when we add light to the environment, that has the potential to disrupt habitat, just like running a bulldozer over the landscape can.”
— chad moore, formerly of the national park service

for billions of years, all life has relied on earth’s predictable rhythm of day and night. it’s encoded in the dna of all plants and animals. humans have radically disrupted this cycle by lighting up the night.

plants and animals depend on earth’s daily cycle of light and dark rhythm to govern life-sustaining behaviors such as reproduction, nourishment, sleep and protection from predators.

scientific evidence suggests that artificial light at night has negative and deadly effects on many creatures including amphibians, birds, mammals, insects and plants.

Poop Built-In with Bag Walking Dog Pouch, Training Dog Bag, Treat Dog Waste Kokeo wear, to ways 2 Belt, Waist Adjustable & Dispenser Bags Training Clickers

nocturnal animals sleep during the day and are active at night. light pollution radically alters their nighttime environment by turning night into day.

according to research scientist christopher kyba, for nocturnal animals, “the introduction of artificial light probably represents the most drastic change human beings have made to their environment.”

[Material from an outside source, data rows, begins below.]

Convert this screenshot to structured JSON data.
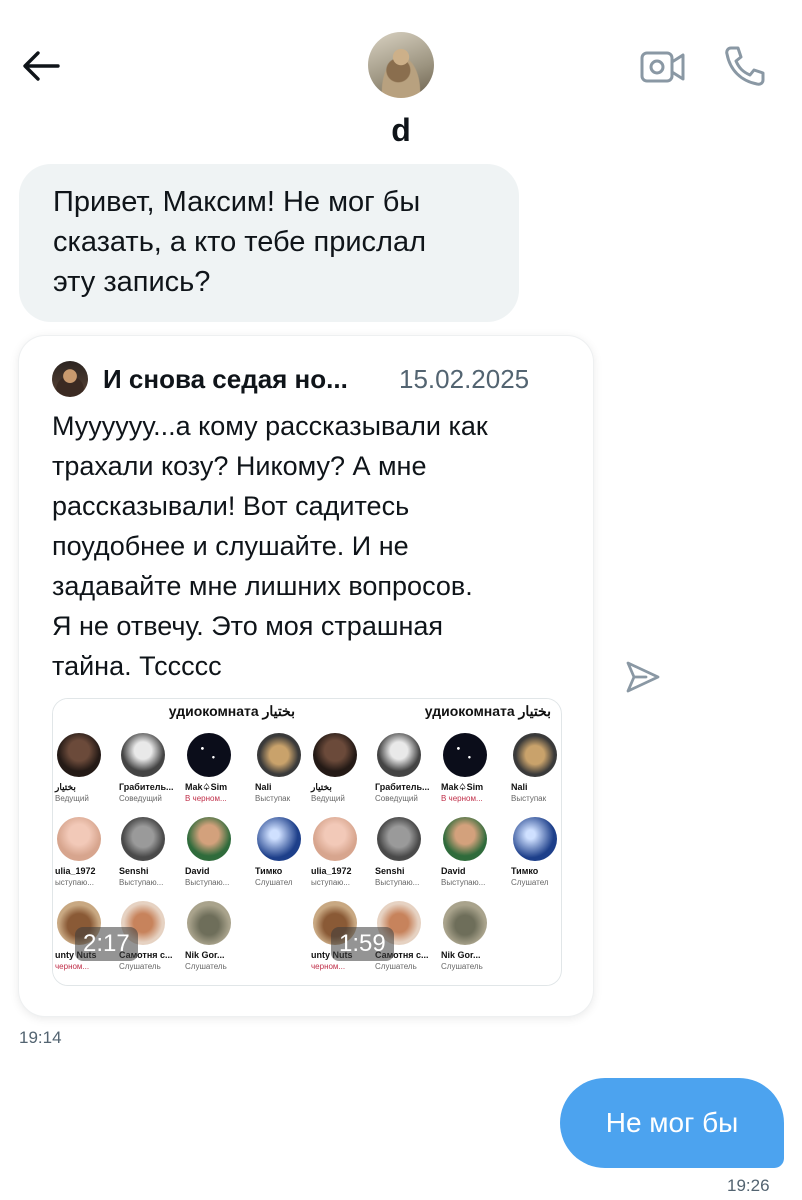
{
  "header": {
    "contact_name": "d",
    "icons": {
      "back": "arrow-left-icon",
      "video": "video-camera-icon",
      "phone": "phone-icon"
    }
  },
  "messages": {
    "incoming": {
      "text": "Привет, Максим! Не мог бы\nсказать, а кто тебе прислал\nэту запись?"
    },
    "quote": {
      "author": "И снова седая но...",
      "date": "15.02.2025",
      "text": "Муууууу...а кому рассказывали как\nтрахали козу? Никому? А мне\nрассказывали! Вот садитесь\nпоудобнее и слушайте. И не\nзадавайте мне лишних вопросов.\nЯ не отвечу. Это моя страшная\nтайна. Тссссс",
      "videos": [
        {
          "duration": "2:17",
          "room_title": "удиокомната بختیار",
          "participants": [
            {
              "name": "بختیار",
              "role": "Ведущий"
            },
            {
              "name": "Грабитель...",
              "role": "Соведущий"
            },
            {
              "name": "Mak♤Sim",
              "role": "В черном..."
            },
            {
              "name": "Nali",
              "role": "Выступак"
            },
            {
              "name": "ulia_1972",
              "role": "ыступаю..."
            },
            {
              "name": "Senshi",
              "role": "Выступаю..."
            },
            {
              "name": "David",
              "role": "Выступаю..."
            },
            {
              "name": "Тимко",
              "role": "Слушател"
            },
            {
              "name": "unty Nuts",
              "role": "черном..."
            },
            {
              "name": "Самотня с...",
              "role": "Слушатель"
            },
            {
              "name": "Nik Gor...",
              "role": "Слушатель"
            }
          ]
        },
        {
          "duration": "1:59",
          "room_title": "удиокомната بختیار",
          "participants": [
            {
              "name": "بختیار",
              "role": "Ведущий"
            },
            {
              "name": "Грабитель...",
              "role": "Соведущий"
            },
            {
              "name": "Mak♤Sim",
              "role": "В черном..."
            },
            {
              "name": "Nali",
              "role": "Выступак"
            },
            {
              "name": "ulia_1972",
              "role": "ыступаю..."
            },
            {
              "name": "Senshi",
              "role": "Выступаю..."
            },
            {
              "name": "David",
              "role": "Выступаю..."
            },
            {
              "name": "Тимко",
              "role": "Слушател"
            },
            {
              "name": "unty Nuts",
              "role": "черном..."
            },
            {
              "name": "Самотня с...",
              "role": "Слушатель"
            },
            {
              "name": "Nik Gor...",
              "role": "Слушатель"
            }
          ]
        }
      ]
    },
    "incoming_time": "19:14",
    "outgoing": {
      "text": "Не мог бы",
      "time": "19:26"
    }
  },
  "colors": {
    "outgoing_bubble": "#4ca3ef",
    "incoming_bubble": "#eff3f4",
    "secondary_text": "#536471"
  }
}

“predators use light to hunt, and prey species use darkness as cover,” kyba explains “near cities, cloudy skies are now hundreds, or even thousands of times brighter than they were 200 years ago. we are only beginning to learn what a drastic effect this has had on nocturnal ecology.”

glare from artificial lights can also impact wetland habitats that are home to amphibians such as frogs and toads, whose nighttime croaking is part of the breeding ritual. artificial lights disrupt this nocturnal activity, interfering with reproduction and reducing populations.

artificial lights can lead baby sea turtles to their demise

sea turtles live in the ocean but hatch at night on the beach. hatchlings find the sea by detecting the bright horizon over the ocean. artificial lights draw them away from the ocean. in florida alone, millions of hatchlings die this way every year.

artificial lights have devastating effects on many bird species

photo by michael menefee

birds that migrate or hunt at night navigate by moonlight and starlight. artificial light can cause them to wander off course and toward the dangerous nighttime landscapes of cities. every year millions of birds die colliding with needlessly illuminated buildings and towers. migratory birds depend on cues from properly timed seasonal schedules. artificial lights can cause them to migrate too early or too late and miss ideal climate conditions for nesting, foraging and other behaviors.

ecosystems: everything is connected

many insects are drawn to light, but artificial lights can create a fatal attraction. declining insect populations negatively impact all species that rely on insects for food or pollination. some predators exploit this attraction to their advantage, affecting food webs in unanticipated ways.